A record number of people applied to medical school this year, many inspired by the health care providers and public health officials working on the front lines of the COVID-19 pandemic. According to The Hechinger Report, medical schools are calling it “the Fauci Effect,” referring to the high-profile director of the National Institute of Allergy and Infectious Diseases.
The 18 percent year-over-year increase in medical school applicants comes amid an overall decline in college enrollment. “It’s unprecedented,” Geoffrey Young, the Association of American Medical Colleges’ senior director for student affairs and programs, said, comparing the surge to the increased interest in military enrollment after the September 11, 2001, terrorist attacks.
Several factors driving up interest

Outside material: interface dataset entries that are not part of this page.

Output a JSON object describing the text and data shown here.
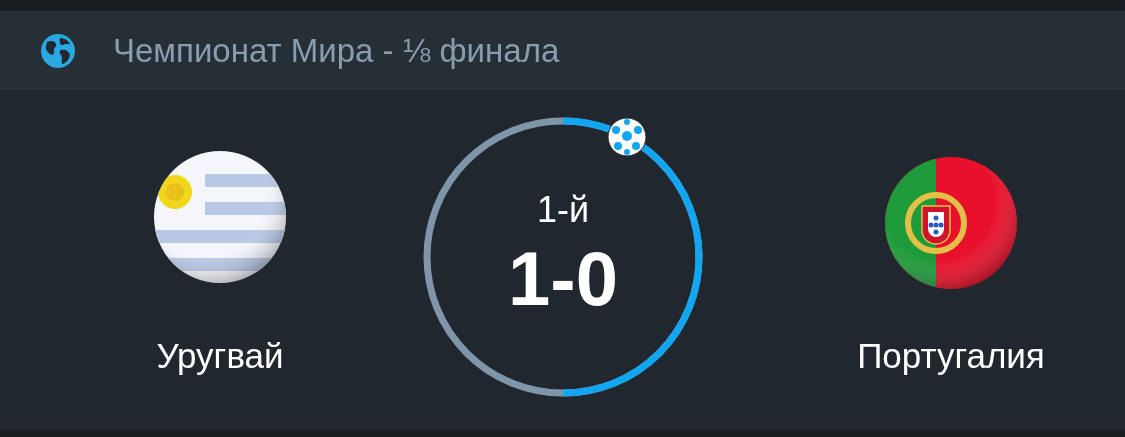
{
  "header": {
    "title": "Чемпионат Мира - ⅛ финала"
  },
  "match": {
    "period": "1-й",
    "score": "1-0",
    "progress": {
      "level": 0.5
    },
    "teams": [
      {
        "name": "Уругвай"
      },
      {
        "name": "Португалия"
      }
    ]
  }
}
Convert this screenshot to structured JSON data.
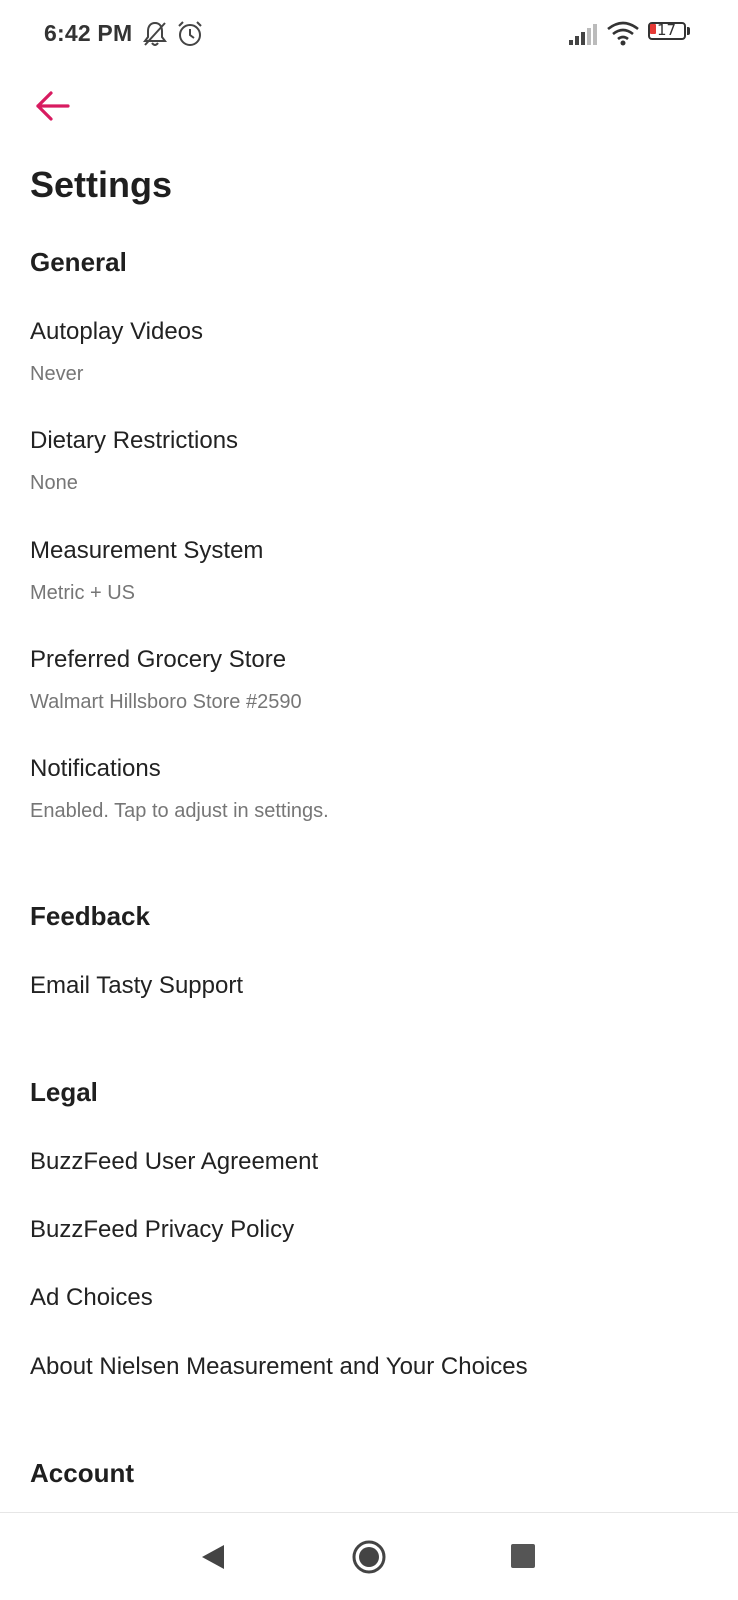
{
  "status_bar": {
    "time": "6:42 PM",
    "battery_level": "17",
    "icons": [
      "bell-muted-icon",
      "alarm-icon",
      "signal-icon",
      "wifi-icon",
      "battery-icon"
    ]
  },
  "header": {
    "back_icon": "arrow-left-icon",
    "title": "Settings"
  },
  "colors": {
    "accent": "#d81b60",
    "battery_low": "#e53935"
  },
  "sections": {
    "general": {
      "title": "General",
      "items": [
        {
          "label": "Autoplay Videos",
          "value": "Never"
        },
        {
          "label": "Dietary Restrictions",
          "value": "None"
        },
        {
          "label": "Measurement System",
          "value": "Metric + US"
        },
        {
          "label": "Preferred Grocery Store",
          "value": "Walmart Hillsboro Store #2590"
        },
        {
          "label": "Notifications",
          "value": "Enabled. Tap to adjust in settings."
        }
      ]
    },
    "feedback": {
      "title": "Feedback",
      "items": [
        {
          "label": "Email Tasty Support"
        }
      ]
    },
    "legal": {
      "title": "Legal",
      "items": [
        {
          "label": "BuzzFeed User Agreement"
        },
        {
          "label": "BuzzFeed Privacy Policy"
        },
        {
          "label": "Ad Choices"
        },
        {
          "label": "About Nielsen Measurement and Your Choices"
        }
      ]
    },
    "account": {
      "title": "Account"
    }
  },
  "nav_bar": {
    "icons": [
      "nav-back-icon",
      "nav-home-icon",
      "nav-recents-icon"
    ]
  }
}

“I think…that people look at Anthony Fauci, look at the doctors in their community and say, ‘You know, that is amazing. This is a way for me to make a difference,’,” Kristen Goodell, associate dean of admissions at the school of medicine at Boston University (BU), said. BU’s medical school saw a 27 percent jump in applications this year, receiving 12,024 for nearly 110 spots.
Applicants may be seeking to help address the inequities in health care access and outcomes that have been laid bare by the coronavirus pandemic. They also may just have had more free time to apply as other postgrad plans evaporated amid the pandemic, according to Sahil Mehta, founder of MedSchoolCoach, which prepares students for the Medical College Admission Test (MCAT).
Some medical schools loosened their MCAT application requirements after COVID-19-related testing cancellations, removing a key application hurdle. The Stanford University School of Medicine went MCAT-optional this year and recorded a 50 percent increase in applications, receiving 11,000 for 90 spots; 5 percent of those applications came in without an MCAT score.
Access limitations, debt concerns likely to limit end result
Without improvements in medical education access and affordability, however, the application surge is unlikely to make a significant dent in the looming physician shortage, experts say. Thousands of communities around the U.S. are struggling to recruit enough primary care providers, and one AAMC estimate projects that the nation will have a shortage of as many as 139,000 physicians by 2033.
The nation’s 155 medical schools have a fixed number of spots in their classes, and rapid expansion is unlikely, especially given that Medicare payments for residency training have been nearly flat since 1997. The high level of student loan debt incurred by many medical students also can be a deterrent, especially for underrepresented students.
According to an October report from the Association of American Medical Colleges, 73 percent of last year’s medical school graduates said they had debt from their medical and premedical education. While that represents a decrease from 2012, when 86 percent reported having debt, the median amount of debt at graduation remains staggering at $200,000.
Moreover, Inside Higher Ed reports that non-Hispanic Black medical school graduates were disproportionately likely to have student debt—more than 90 percent did—with a median of $230,000. Eighty-four percent of Hispanic medical school graduates said they have educational debt, with a median amount of $190,000, compared with three-quarters of white medical school graduates, who have a median amount of $200,000.
“Medical education has become increasingly expensive, and many students will face the challenges of assuming significant debt during their education,” said David Skorton, AAMC’s president and CEO. “The prospect of debt at this level is daunting and may deter some students and families from even considering a medical education.”